The idiosyncratic “teacher transfer windows” model is failing schools and teachers. Notice periods for teachers should come into line with those of the private sector, says Frank Norris.

The football transfer window, an agreed period of time when players can transfer from one club to another, has closed for another four months. These two artificial periods of activity, in the summer and in January, feed the nation’s obsession with speculation around the beautiful game. Manchester United spent a reported £89m buying back a player whom they sold only four years ago, for £1.8m – decisions that were forced upon them by the abrupt nature of the window. The team which bought Paul Pogba four years ago made a very healthy £87.2m profit; in every transfer window there are both winners and losers.

Schools have similar transfer windows – namely the ends of February, May and October. These are the dates defined in the Burgundy Book, when teachers are obliged to inform their current school that they intend on leaving by the end of the term. If a teacher finds a new position in late May, no other teacher already in a post will be able to join their old school as a replacement until the following January, unless special agreement is reached. It rarely is.
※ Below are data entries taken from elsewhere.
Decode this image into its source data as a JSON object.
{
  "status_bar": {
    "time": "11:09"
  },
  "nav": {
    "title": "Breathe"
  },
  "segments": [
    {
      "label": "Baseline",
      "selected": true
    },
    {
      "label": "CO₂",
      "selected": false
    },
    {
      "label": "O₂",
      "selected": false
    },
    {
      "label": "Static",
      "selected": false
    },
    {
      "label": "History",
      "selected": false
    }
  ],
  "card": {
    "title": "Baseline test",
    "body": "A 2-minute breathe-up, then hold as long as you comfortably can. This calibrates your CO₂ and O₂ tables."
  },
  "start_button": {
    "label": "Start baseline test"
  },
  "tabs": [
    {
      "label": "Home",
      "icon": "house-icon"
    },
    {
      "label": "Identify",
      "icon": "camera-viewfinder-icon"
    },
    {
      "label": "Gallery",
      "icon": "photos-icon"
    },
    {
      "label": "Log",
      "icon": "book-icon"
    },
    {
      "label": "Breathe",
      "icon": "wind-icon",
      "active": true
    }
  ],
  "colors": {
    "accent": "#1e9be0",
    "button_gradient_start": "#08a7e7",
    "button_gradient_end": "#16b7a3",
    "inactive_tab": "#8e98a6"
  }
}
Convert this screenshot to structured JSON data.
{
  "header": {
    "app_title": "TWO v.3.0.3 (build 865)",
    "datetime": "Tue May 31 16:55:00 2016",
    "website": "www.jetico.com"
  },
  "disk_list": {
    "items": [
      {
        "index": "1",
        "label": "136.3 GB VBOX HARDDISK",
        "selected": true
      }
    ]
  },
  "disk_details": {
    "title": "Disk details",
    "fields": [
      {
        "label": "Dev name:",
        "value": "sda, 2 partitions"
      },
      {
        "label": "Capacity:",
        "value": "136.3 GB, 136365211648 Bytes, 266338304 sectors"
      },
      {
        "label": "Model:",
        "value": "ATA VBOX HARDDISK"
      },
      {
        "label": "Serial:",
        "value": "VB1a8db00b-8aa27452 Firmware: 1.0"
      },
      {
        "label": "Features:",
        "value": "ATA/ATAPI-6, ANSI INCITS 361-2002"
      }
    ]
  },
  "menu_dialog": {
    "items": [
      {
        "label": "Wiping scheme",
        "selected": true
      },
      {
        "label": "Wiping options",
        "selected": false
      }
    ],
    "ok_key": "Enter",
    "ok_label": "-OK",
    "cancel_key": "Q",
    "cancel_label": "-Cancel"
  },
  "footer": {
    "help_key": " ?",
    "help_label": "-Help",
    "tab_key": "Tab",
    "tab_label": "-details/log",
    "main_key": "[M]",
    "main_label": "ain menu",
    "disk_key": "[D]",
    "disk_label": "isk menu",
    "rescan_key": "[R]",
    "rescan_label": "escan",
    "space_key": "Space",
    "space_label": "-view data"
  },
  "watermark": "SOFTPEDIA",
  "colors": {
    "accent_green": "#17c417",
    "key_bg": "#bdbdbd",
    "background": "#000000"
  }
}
I cannot understand why teaching would not benefit from an agreed period of notice

This seems to me to be a similarly contrived situation: it’s wholly unnecessary and often causes more problems for the education system than it solves. Like many football managers, headteachers often get a little anxious in the lead-up to resignation dates, because they know that their chances of securing a teacher already in post elsewhere are negligible. Conversations between headteachers and teachers going for interview during the run-up to the deadline are sometimes a little fraught as they ask them to consider the impact on their current school.

It has been known for teachers to have up to three or four interviews crammed into the last few days prior to the resignation date, with one school offering the post to a candidate who keeps them waiting to discover whether they have been successful in another interview the following day. And even more disgraceful is the tactic whereby a teacher secures a secretive deal on the understanding they do not inform their school of their resignation until the resignation date has been reached.

In 2015 FIFPro, the worldwide football players’ union, said that the current transfer window is “failing football and its players”. Is it fair to say the same of teaching?

In business, unlike teaching, employees are generally free to inform their managers that they wish to terminate their contract providing they give an agreed period of notice. This can be as long as six months but is often one or three. I cannot understand why teaching would not benefit from taking this approach. It would ensure that a steady flow of posts were available, and would prevent the sudden rush to meet the various deadlines. At a time when teacher recruitment is an issue anyway, I just don’t understand why we maintain hurdles that make the selection and appointment of new staff so difficult.

Surely we should encourage teachers to provide a reasonable period of notice and allow schools to fill those vacancies as quickly as possible.

 

Frank Norris is Director of the Co-operative Academies Trust